Also note that if you load your game data from .zip files (like Doom3 .pk4) or another compressed archive format, compressed image files (like PNG or JPEG) loaded from such an archive will be decompressed twice: Once when loading from the .zip (or whatever) and then when decoding the image (i.e. what is benchmarked here).
This makes loading it more expensive without making the files smaller: Already compressed data usually doesn’t get any smaller when compressing it again.
There are two ways to prevent “paying twice” here:

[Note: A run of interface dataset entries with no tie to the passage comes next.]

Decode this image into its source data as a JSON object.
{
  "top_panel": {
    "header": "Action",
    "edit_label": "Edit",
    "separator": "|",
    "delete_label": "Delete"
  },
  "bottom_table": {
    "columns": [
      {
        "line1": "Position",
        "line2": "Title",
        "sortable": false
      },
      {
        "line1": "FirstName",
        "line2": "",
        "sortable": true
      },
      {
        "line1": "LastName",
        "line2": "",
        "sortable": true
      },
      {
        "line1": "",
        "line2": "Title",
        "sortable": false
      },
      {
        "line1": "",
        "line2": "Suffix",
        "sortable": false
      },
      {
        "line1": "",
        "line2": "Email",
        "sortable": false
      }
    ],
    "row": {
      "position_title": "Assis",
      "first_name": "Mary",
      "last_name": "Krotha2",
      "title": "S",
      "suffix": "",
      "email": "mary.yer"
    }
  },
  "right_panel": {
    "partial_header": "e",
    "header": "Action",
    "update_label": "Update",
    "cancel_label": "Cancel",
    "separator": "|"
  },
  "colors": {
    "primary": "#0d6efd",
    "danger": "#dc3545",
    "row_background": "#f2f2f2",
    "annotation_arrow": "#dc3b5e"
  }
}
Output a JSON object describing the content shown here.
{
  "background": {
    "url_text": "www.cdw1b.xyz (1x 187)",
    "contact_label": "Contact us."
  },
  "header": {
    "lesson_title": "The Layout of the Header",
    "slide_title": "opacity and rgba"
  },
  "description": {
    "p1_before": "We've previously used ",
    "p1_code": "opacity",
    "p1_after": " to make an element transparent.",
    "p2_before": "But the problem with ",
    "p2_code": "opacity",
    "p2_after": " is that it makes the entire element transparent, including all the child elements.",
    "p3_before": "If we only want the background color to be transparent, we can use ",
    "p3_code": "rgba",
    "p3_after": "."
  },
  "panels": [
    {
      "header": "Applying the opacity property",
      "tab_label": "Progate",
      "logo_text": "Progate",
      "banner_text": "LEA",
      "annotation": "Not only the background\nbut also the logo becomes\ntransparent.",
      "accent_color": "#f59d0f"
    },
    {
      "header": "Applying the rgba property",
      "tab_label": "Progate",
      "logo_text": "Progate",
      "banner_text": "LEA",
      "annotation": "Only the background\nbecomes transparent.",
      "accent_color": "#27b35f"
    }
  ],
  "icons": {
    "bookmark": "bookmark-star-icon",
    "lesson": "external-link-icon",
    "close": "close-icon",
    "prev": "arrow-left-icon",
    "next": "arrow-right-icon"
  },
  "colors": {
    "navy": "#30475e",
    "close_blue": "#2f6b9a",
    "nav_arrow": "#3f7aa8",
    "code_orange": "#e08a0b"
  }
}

  1. Add them to the archive uncompressed (at least zip allows you to just store files without further compression with -0), so loading them from the archive will be fast
    (=> no decompress when loading from archive, only when decoding image)
  2. You can create PNGs that are not compressed (usually by setting compression level to 0. With pngcrush you could use pngcrush -force -l 0 in.png out.png)
    Then the archiver can compress them with its own compression algorithm, which might even be better than the one used by PNG (deflate, same as zip uses)
    (=> decompressed when loading from archive, but not when decoding image)

Anyway, if PNGs work for you, using stb_image instead of libpng is feasible and might simplify both your code and your build process.

Update: Test with smaller images

I did some additional tests with a 512x512pixel png that has an alpha-channel, which is probably closer to game development requirements. Because it’s much faster to decode this, I ran 300 decode iterations instead of 100.
Furthermore, I only tested this with -O0 and -O2, which should be most relevant in practice (for debug and release builds).

  • libpng: 6.07ms
  • stb gcc -O0: 19.17ms
  • stb clang -O0: 19.96ms
  • stb gcc -O2: 6.53ms
  • stb clang -O2: 7.00ms
  • stb gcc -O4: 6.22ms
  • lodepng gcc -O0: 31.25ms
  • lodepng gcc -O2: 10.81ms

So while for the huge 24bit RGB png stb_image took about 33-40% longer to decode than libpng, for the small 32bit RGBA png it was less than 10% longer (in the optimized cases).

And some more for a 512x512 RGB picture without alpha-channel:

  • libpng: 5.00ms
  • stb gcc -O2: 4.99ms
  • stb gcc -O4: 4.69ms

In this case stb_image even is a bit faster than libpng!

How I tested:

I wrote a hacky test-program that loads an image file into a buffer and then measures how long it takes to decode that buffer 100 times with the tested codec and divided the result by 100, see imgLoadBench.c
I ran that 3 times in a row and used the best result.

I used a random 4000x3000pixel JPG (about 2.6MB) image taken with a digital camera.
For the png tests I converted it to png (about 16MB) with Gimp, using highest compression level (9).
(I also tried compression level 1 - encoding with that is faster and the resulting file is slightly bigger, but decoding actually takes longer.)

I used clang 3.6 1:3.6.1~svn232753-1~exp1 from llvm-toolchain-trusty-3.6/main and Ubuntu 14.04’s gcc 4.8 4.8.2-19ubuntu1.
Tests were executed on a Intel Haswell i7-4771 system running Linux Mint 17.1 x86_64 with Kernel 3.16.0-29-lowlatency #39-Ubuntu SMP PREEMPT.

Yeah, all this is not highly scientific, but should give a rough idea of the performance of stb_image and lodepng compared to the “normal” libjpeg, libjpeg-turbo and libpng.

stb_image: Sean Barrett’s stb_ libs on Github
lodepng: Lode Vandevenne’s LodePNG
libjpeg-turbo: Project Homepage
libpng: Project Homepage
RBDoom3BFG: I stole the code to use libpng and libjpeg for comparison there

imgLoadBench.c: My crappy test program